|ANTHROPOLOGICAL WORK IN AMERICA.|
THE object of this article is not to present a history of anthropology in America, but to sketch briefly some of the work at present done, so as to show the aims and methods of our workers in the science.

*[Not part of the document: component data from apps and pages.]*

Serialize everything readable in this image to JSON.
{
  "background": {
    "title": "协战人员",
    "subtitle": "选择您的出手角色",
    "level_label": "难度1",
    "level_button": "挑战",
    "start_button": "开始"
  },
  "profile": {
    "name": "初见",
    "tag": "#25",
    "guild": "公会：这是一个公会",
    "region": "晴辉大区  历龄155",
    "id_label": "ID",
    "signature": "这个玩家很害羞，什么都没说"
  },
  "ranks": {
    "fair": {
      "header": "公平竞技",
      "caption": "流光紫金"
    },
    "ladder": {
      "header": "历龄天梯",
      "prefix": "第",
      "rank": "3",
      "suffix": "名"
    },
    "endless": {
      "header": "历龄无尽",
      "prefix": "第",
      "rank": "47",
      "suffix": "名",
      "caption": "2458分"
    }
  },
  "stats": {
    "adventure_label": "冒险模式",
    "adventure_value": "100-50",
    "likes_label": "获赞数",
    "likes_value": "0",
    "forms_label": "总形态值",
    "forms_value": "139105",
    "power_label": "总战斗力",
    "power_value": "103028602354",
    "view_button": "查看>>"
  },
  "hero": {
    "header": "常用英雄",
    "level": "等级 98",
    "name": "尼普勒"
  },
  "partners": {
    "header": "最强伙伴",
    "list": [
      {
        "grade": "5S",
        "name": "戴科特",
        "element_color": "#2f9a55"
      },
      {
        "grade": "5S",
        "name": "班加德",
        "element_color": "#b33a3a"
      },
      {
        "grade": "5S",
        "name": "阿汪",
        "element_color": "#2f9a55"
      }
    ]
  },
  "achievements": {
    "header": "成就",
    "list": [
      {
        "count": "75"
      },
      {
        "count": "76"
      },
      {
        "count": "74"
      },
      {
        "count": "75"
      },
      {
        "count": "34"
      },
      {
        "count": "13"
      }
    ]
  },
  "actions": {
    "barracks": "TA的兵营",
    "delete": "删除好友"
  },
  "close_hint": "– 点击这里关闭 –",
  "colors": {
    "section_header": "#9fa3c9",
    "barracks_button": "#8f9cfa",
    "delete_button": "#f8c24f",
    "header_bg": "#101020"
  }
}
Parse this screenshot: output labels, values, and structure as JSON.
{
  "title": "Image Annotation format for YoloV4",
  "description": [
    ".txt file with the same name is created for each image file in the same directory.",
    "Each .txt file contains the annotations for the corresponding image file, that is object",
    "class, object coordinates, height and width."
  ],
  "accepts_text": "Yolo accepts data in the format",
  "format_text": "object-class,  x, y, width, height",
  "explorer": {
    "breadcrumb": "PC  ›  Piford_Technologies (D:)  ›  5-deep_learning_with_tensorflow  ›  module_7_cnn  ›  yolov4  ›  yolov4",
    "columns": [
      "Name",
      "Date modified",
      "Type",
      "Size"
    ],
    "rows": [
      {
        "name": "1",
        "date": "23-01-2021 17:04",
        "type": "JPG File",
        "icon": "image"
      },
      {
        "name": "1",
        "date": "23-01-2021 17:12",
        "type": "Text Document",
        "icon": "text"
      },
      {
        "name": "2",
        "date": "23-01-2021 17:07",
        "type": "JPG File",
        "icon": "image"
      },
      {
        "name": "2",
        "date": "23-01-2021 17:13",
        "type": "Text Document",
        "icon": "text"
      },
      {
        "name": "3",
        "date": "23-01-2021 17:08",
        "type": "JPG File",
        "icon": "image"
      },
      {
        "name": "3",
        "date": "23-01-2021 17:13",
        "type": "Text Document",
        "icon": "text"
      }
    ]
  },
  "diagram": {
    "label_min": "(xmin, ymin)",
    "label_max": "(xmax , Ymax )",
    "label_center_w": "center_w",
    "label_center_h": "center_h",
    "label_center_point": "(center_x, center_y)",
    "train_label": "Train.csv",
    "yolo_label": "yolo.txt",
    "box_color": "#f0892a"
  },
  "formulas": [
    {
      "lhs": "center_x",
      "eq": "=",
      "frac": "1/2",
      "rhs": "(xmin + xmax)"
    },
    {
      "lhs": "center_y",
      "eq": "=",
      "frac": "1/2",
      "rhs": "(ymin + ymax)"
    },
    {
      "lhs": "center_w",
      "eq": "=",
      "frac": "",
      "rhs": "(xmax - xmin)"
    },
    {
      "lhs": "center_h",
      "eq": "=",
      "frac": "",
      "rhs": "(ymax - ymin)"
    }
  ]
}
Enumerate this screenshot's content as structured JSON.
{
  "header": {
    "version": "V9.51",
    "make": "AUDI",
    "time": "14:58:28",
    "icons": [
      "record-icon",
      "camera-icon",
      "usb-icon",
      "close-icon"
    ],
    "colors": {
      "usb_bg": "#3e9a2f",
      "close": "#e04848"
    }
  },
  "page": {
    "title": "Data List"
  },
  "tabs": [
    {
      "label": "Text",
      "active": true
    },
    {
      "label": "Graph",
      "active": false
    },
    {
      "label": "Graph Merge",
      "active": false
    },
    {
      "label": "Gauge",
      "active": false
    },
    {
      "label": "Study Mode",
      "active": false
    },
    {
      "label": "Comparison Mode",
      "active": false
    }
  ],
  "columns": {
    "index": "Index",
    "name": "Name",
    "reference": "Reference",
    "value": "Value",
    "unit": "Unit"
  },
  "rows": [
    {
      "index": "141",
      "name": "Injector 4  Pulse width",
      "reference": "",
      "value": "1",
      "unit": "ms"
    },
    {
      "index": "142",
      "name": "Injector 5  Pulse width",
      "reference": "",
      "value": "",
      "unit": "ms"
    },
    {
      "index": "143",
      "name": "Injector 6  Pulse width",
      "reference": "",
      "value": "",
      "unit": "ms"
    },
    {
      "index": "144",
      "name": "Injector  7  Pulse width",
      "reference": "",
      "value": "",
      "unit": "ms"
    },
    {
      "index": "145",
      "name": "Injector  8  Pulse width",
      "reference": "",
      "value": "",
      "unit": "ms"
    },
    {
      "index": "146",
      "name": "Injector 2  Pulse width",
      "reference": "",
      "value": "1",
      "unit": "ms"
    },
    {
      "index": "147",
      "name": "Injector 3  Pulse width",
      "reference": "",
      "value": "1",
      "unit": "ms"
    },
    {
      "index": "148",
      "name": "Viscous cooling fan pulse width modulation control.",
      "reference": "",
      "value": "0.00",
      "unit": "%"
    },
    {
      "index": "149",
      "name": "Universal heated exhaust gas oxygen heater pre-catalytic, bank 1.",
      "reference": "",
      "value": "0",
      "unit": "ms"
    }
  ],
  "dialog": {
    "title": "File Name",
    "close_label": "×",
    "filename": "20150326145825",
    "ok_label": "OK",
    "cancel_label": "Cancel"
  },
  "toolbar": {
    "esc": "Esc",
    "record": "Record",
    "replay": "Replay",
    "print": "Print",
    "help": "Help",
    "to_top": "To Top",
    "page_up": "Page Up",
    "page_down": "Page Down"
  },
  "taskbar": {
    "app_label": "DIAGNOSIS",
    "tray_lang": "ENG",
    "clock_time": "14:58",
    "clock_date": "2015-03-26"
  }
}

That anthropology is yearly attracting greater attention among us is shown by the way in which institutions of learning are recognizing its importance. Not many years ago a scientific journal made the statement that but one institution of learning in the United States, the University of Rochester, had the science upon its curriculum. The way in which it was introduced there is somewhat interesting. At that time the scientific work offered to students at Rochester was admittedly insufficient in quantity, but the way seemed hardly clear to the employment of any additional teaching force to do extra work. At this stage of affairs Prof. Joseph Gilmore, in charge of the Department of Rhetoric and English Literature, offered, in some degree at least, to meet the need, to announce an optional course in anthropology. The work was very elementary, extending over but a single term, and covering the field considered in De Quatrefages's little volume, The Natural History of Man. From the beginning the course was a favorite one, and many students elected it, The effect was good and the example has been followed. Since that time instruction in anthropology has entered into the work of a considerable number of American colleges and universities. It is suggestive to inquire how and why it has been introduced. At Yale, Prof. Sumner has for several years given such courses, because he felt that students unacquainted with the science could not profitably undertake